An analysis of raw ground turkey revealed a surprising amount of risky bacteria and a few cases of potentially deadly bacteria. The turkey industry disputes the results.
More than half the 257 packages of raw ground turkey tested in a new Consumer Reports investigation contained fecal bacteria.
The report said:
Some samples harbored other germs, including salmonella and staphylococcus aureus, two of the leading causes of foodborne illness in the U.S. Overall, 90 percent of the samples had one or more of the five bacteria for which we tested.
Nearly all the bacteria they found were also resistant to at least one commonly used antibiotic, CR said. Such bacteria could cause food poisoning and urinary, bloodstream and other infections, and in rare cases could be fatal.
These bacteria are killed during proper cooking, CR says. But precautions are still warranted, including making fresh meat the last item you pick up at the store, freezing meat you don’t plan to cook in the next couple days, and washing hands and surfaces thoroughly after handling raw meat.

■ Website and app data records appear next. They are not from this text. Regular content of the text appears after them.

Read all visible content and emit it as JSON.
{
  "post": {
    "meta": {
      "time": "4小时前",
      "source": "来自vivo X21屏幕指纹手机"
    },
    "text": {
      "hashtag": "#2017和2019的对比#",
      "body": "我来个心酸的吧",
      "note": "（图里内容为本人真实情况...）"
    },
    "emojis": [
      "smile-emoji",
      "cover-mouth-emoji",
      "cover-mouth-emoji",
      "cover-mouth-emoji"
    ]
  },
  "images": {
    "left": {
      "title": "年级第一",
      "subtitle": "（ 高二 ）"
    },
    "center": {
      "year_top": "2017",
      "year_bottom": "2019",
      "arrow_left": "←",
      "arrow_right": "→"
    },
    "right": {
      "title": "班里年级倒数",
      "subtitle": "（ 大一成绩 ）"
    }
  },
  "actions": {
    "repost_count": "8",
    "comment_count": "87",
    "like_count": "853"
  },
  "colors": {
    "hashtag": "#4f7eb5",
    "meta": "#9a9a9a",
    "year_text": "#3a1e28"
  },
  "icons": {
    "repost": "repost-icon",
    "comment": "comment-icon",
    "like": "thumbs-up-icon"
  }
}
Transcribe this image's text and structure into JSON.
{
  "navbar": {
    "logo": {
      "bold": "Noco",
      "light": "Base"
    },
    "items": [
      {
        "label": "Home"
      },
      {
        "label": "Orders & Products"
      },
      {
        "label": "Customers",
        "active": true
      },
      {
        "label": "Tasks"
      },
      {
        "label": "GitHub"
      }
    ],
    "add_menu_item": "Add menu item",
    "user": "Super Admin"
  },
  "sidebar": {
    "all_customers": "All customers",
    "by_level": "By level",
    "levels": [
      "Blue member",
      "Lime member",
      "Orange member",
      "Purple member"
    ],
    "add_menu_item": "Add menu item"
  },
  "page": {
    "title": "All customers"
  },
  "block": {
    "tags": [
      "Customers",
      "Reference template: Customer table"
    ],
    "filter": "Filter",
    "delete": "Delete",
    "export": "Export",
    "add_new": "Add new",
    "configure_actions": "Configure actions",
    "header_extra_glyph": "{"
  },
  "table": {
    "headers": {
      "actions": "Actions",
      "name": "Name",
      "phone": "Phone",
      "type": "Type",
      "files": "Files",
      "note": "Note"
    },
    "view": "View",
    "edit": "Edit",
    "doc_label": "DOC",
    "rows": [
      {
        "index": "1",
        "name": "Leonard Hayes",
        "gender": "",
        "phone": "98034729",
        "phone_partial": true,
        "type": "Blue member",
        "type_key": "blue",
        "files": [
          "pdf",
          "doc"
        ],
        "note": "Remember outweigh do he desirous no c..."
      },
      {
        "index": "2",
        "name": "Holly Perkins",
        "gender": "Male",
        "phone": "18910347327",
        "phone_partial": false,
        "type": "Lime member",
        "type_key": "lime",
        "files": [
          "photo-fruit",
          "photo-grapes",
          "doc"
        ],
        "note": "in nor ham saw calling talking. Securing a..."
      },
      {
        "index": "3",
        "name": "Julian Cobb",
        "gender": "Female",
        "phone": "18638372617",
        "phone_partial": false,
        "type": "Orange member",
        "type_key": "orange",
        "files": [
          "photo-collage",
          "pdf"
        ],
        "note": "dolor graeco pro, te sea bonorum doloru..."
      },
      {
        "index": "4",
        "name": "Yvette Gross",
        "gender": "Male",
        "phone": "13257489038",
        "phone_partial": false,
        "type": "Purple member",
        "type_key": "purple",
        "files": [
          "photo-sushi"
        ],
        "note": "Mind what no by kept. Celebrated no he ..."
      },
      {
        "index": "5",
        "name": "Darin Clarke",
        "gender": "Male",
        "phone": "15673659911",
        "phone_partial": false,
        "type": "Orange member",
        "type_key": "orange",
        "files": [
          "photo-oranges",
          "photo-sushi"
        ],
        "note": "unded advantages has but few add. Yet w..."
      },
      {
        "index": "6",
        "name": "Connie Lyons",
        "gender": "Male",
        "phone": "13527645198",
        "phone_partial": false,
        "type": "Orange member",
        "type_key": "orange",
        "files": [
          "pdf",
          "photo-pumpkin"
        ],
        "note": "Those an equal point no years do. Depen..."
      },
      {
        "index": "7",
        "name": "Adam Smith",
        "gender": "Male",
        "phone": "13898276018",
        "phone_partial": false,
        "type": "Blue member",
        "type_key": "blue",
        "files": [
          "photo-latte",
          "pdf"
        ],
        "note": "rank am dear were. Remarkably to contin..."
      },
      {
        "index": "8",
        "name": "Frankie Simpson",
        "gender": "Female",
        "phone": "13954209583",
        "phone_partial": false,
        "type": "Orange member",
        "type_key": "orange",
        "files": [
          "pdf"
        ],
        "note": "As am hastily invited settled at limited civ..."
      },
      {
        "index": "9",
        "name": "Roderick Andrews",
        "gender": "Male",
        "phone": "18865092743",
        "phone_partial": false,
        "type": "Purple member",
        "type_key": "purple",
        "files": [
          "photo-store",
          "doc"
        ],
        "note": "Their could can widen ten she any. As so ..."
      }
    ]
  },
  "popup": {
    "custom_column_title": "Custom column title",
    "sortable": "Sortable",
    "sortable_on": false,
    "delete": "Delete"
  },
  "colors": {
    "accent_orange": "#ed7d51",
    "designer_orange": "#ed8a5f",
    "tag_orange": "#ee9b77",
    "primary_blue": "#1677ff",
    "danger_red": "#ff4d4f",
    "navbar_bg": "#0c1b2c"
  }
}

Consumers Union, the advocacy group that publishes Consumer Reports, used the findings to argue that the government should enforce stricter food safety standards and ban antibiotics for animal production except to treat illness.
The report said:
Turkeys (and other food animals, including chickens and pigs) are given antibiotics to treat acute illness; but healthy animals may also get drugs daily in their food and water to boost their rate of weight gain and to prevent disease. Many of the drugs are similar to antibiotics important in human medicine.
That practice, especially prevalent at large feedlots and mass-production facilities, is speeding the growth of drug-resistant superbugs, a serious health concern.
The National Turkey Federation issued a press release challenging Consumer Reports’ findings and methodology. It argued that CR highlighted the presence of less dangerous but common bacteria such as E. coli, and that more dangerous ones, including salmonella, were relatively rare. It also claimed that CR tested for resistance to antibiotics that are infrequently or no longer used, and therefore overstated the importance of its findings.
Three out of the 257 samples CR tested, about 1 percent, contained MRSA, a bacterium that can cause severe illness or death. The National Turkey Federation said those samples were an understandable cause for concern, but that the larger report was presented without enough context.